In the data below, count every line that holds the string "icon" and reply with the number alone.

Top of SUPPLIED DATA

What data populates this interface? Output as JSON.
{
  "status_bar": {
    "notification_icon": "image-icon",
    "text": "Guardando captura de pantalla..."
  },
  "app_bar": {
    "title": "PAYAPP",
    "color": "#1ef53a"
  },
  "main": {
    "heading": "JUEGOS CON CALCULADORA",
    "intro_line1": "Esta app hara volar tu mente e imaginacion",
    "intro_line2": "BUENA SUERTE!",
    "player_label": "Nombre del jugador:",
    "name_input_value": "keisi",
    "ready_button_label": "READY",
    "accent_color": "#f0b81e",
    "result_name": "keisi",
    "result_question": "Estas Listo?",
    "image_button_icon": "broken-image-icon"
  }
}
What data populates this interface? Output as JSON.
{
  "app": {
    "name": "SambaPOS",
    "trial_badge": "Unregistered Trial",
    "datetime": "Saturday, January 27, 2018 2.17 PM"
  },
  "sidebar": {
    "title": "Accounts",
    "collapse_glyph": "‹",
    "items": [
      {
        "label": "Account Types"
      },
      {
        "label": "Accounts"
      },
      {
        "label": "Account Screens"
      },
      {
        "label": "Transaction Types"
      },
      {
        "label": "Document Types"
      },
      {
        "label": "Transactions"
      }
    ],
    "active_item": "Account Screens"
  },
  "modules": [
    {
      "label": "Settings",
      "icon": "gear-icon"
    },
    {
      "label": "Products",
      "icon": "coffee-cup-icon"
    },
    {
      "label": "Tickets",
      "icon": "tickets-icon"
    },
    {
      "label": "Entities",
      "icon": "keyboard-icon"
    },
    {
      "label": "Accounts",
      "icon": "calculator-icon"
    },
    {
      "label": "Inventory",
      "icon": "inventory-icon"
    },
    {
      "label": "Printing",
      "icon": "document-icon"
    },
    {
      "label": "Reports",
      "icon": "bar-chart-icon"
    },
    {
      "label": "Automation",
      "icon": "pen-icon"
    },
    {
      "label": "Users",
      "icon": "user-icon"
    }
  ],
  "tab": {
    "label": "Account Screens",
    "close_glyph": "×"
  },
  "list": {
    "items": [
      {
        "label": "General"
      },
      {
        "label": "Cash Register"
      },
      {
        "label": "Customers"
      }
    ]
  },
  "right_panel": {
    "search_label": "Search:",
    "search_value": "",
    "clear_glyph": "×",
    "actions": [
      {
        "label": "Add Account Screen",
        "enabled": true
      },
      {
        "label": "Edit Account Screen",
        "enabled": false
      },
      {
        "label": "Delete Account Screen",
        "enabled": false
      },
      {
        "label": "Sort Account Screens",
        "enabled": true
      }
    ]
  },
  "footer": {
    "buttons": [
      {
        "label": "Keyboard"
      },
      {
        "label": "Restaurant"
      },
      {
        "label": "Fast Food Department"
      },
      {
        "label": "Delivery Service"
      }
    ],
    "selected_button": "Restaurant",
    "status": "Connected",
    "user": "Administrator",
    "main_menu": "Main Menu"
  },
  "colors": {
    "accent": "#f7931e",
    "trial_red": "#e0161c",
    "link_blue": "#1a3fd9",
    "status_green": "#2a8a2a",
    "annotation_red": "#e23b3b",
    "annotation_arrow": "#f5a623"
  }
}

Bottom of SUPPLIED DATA

** EXERCISE ANSWER **
12